(Dataset rows for apps and sites)
----
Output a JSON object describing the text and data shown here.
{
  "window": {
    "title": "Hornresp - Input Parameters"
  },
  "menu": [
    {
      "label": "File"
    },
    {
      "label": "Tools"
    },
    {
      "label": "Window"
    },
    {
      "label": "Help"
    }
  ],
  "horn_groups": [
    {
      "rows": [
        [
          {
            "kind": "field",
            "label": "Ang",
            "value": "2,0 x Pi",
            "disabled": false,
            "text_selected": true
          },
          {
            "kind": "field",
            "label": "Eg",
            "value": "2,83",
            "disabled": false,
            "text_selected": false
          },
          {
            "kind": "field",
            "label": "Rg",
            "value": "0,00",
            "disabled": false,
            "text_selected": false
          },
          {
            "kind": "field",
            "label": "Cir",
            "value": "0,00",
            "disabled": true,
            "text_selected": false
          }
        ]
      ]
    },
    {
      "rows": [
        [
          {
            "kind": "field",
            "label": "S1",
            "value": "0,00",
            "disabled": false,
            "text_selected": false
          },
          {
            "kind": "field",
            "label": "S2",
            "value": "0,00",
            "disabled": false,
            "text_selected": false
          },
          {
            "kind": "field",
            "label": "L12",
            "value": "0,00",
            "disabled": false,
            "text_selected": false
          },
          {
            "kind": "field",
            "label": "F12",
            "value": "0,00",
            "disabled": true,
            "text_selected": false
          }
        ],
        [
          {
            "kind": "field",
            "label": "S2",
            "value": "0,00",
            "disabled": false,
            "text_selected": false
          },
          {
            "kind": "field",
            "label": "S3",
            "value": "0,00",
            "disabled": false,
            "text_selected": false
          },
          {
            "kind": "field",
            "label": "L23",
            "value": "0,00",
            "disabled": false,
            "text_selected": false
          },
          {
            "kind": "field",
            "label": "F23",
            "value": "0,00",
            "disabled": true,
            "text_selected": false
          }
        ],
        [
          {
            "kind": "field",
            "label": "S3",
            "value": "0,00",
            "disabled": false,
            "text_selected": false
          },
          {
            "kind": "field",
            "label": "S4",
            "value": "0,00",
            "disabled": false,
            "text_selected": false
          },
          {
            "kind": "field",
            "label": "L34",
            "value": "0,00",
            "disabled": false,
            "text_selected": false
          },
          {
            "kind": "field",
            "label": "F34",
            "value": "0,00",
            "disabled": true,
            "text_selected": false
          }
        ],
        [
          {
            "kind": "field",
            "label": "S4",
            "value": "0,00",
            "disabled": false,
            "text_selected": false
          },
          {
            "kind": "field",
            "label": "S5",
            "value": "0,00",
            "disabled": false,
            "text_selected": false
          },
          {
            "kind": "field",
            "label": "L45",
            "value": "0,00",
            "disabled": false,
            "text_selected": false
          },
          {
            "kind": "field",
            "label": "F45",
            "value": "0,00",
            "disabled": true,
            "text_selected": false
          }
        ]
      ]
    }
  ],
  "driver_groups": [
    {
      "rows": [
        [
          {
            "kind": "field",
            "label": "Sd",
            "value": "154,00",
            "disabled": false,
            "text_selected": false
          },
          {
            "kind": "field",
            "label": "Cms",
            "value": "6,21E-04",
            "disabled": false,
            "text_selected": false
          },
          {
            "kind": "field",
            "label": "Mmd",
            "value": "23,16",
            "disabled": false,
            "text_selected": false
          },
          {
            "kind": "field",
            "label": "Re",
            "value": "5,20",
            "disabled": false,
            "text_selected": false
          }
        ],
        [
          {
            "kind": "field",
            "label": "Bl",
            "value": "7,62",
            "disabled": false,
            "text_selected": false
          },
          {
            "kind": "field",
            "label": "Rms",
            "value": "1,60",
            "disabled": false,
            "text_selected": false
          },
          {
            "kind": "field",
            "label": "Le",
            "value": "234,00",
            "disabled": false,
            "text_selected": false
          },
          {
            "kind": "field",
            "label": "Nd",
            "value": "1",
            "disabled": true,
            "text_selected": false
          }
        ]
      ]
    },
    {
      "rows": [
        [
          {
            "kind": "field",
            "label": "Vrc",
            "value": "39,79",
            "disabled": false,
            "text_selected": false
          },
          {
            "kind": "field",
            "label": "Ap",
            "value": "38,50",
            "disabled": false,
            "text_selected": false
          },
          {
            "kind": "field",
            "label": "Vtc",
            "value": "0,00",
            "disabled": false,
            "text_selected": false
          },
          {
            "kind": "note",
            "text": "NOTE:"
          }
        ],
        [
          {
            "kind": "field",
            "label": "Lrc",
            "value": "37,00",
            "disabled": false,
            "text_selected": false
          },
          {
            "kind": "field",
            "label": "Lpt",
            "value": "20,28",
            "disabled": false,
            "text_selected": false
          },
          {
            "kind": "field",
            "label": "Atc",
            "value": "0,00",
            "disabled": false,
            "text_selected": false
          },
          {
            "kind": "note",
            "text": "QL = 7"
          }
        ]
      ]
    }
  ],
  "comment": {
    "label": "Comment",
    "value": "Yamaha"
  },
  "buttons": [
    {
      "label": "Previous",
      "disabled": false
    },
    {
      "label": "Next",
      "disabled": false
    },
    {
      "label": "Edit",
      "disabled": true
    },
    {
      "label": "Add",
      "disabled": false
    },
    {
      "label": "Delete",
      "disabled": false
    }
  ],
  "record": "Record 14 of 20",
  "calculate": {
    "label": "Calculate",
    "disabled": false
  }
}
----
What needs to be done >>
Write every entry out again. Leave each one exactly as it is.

Task solution >>
Output a JSON object describing the text and data shown here.
{
  "window": {
    "title": "Hornresp - Input Parameters"
  },
  "menu": [
    {
      "label": "File"
    },
    {
      "label": "Tools"
    },
    {
      "label": "Window"
    },
    {
      "label": "Help"
    }
  ],
  "horn_groups": [
    {
      "rows": [
        [
          {
            "kind": "field",
            "label": "Ang",
            "value": "2,0 x Pi",
            "disabled": false,
            "text_selected": true
          },
          {
            "kind": "field",
            "label": "Eg",
            "value": "2,83",
            "disabled": false,
            "text_selected": false
          },
          {
            "kind": "field",
            "label": "Rg",
            "value": "0,00",
            "disabled": false,
            "text_selected": false
          },
          {
            "kind": "field",
            "label": "Cir",
            "value": "0,00",
            "disabled": true,
            "text_selected": false
          }
        ]
      ]
    },
    {
      "rows": [
        [
          {
            "kind": "field",
            "label": "S1",
            "value": "0,00",
            "disabled": false,
            "text_selected": false
          },
          {
            "kind": "field",
            "label": "S2",
            "value": "0,00",
            "disabled": false,
            "text_selected": false
          },
          {
            "kind": "field",
            "label": "L12",
            "value": "0,00",
            "disabled": false,
            "text_selected": false
          },
          {
            "kind": "field",
            "label": "F12",
            "value": "0,00",
            "disabled": true,
            "text_selected": false
          }
        ],
        [
          {
            "kind": "field",
            "label": "S2",
            "value": "0,00",
            "disabled": false,
            "text_selected": false
          },
          {
            "kind": "field",
            "label": "S3",
            "value": "0,00",
            "disabled": false,
            "text_selected": false
          },
          {
            "kind": "field",
            "label": "L23",
            "value": "0,00",
            "disabled": false,
            "text_selected": false
          },
          {
            "kind": "field",
            "label": "F23",
            "value": "0,00",
            "disabled": true,
            "text_selected": false
          }
        ],
        [
          {
            "kind": "field",
            "label": "S3",
            "value": "0,00",
            "disabled": false,
            "text_selected": false
          },
          {
            "kind": "field",
            "label": "S4",
            "value": "0,00",
            "disabled": false,
            "text_selected": false
          },
          {
            "kind": "field",
            "label": "L34",
            "value": "0,00",
            "disabled": false,
            "text_selected": false
          },
          {
            "kind": "field",
            "label": "F34",
            "value": "0,00",
            "disabled": true,
            "text_selected": false
          }
        ],
        [
          {
            "kind": "field",
            "label": "S4",
            "value": "0,00",
            "disabled": false,
            "text_selected": false
          },
          {
            "kind": "field",
            "label": "S5",
            "value": "0,00",
            "disabled": false,
            "text_selected": false
          },
          {
            "kind": "field",
            "label": "L45",
            "value": "0,00",
            "disabled": false,
            "text_selected": false
          },
          {
            "kind": "field",
            "label": "F45",
            "value": "0,00",
            "disabled": true,
            "text_selected": false
          }
        ]
      ]
    }
  ],
  "driver_groups": [
    {
      "rows": [
        [
          {
            "kind": "field",
            "label": "Sd",
            "value": "154,00",
            "disabled": false,
            "text_selected": false
          },
          {
            "kind": "field",
            "label": "Cms",
            "value": "6,21E-04",
            "disabled": false,
            "text_selected": false
          },
          {
            "kind": "field",
            "label": "Mmd",
            "value": "23,16",
            "disabled": false,
            "text_selected": false
          },
          {
            "kind": "field",
            "label": "Re",
            "value": "5,20",
            "disabled": false,
            "text_selected": false
          }
        ],
        [
          {
            "kind": "field",
            "label": "Bl",
            "value": "7,62",
            "disabled": false,
            "text_selected": false
          },
          {
            "kind": "field",
            "label": "Rms",
            "value": "1,60",
            "disabled": false,
            "text_selected": false
          },
          {
            "kind": "field",
            "label": "Le",
            "value": "234,00",
            "disabled": false,
            "text_selected": false
          },
          {
            "kind": "field",
            "label": "Nd",
            "value": "1",
            "disabled": true,
            "text_selected": false
          }
        ]
      ]
    },
    {
      "rows": [
        [
          {
            "kind": "field",
            "label": "Vrc",
            "value": "39,79",
            "disabled": false,
            "text_selected": false
          },
          {
            "kind": "field",
            "label": "Ap",
            "value": "38,50",
            "disabled": false,
            "text_selected": false
          },
          {
            "kind": "field",
            "label": "Vtc",
            "value": "0,00",
            "disabled": false,
            "text_selected": false
          },
          {
            "kind": "note",
            "text": "NOTE:"
          }
        ],
        [
          {
            "kind": "field",
            "label": "Lrc",
            "value": "37,00",
            "disabled": false,
            "text_selected": false
          },
          {
            "kind": "field",
            "label": "Lpt",
            "value": "20,28",
            "disabled": false,
            "text_selected": false
          },
          {
            "kind": "field",
            "label": "Atc",
            "value": "0,00",
            "disabled": false,
            "text_selected": false
          },
          {
            "kind": "note",
            "text": "QL = 7"
          }
        ]
      ]
    }
  ],
  "comment": {
    "label": "Comment",
    "value": "Yamaha"
  },
  "buttons": [
    {
      "label": "Previous",
      "disabled": false
    },
    {
      "label": "Next",
      "disabled": false
    },
    {
      "label": "Edit",
      "disabled": true
    },
    {
      "label": "Add",
      "disabled": false
    },
    {
      "label": "Delete",
      "disabled": false
    }
  ],
  "record": "Record 14 of 20",
  "calculate": {
    "label": "Calculate",
    "disabled": false
  }
}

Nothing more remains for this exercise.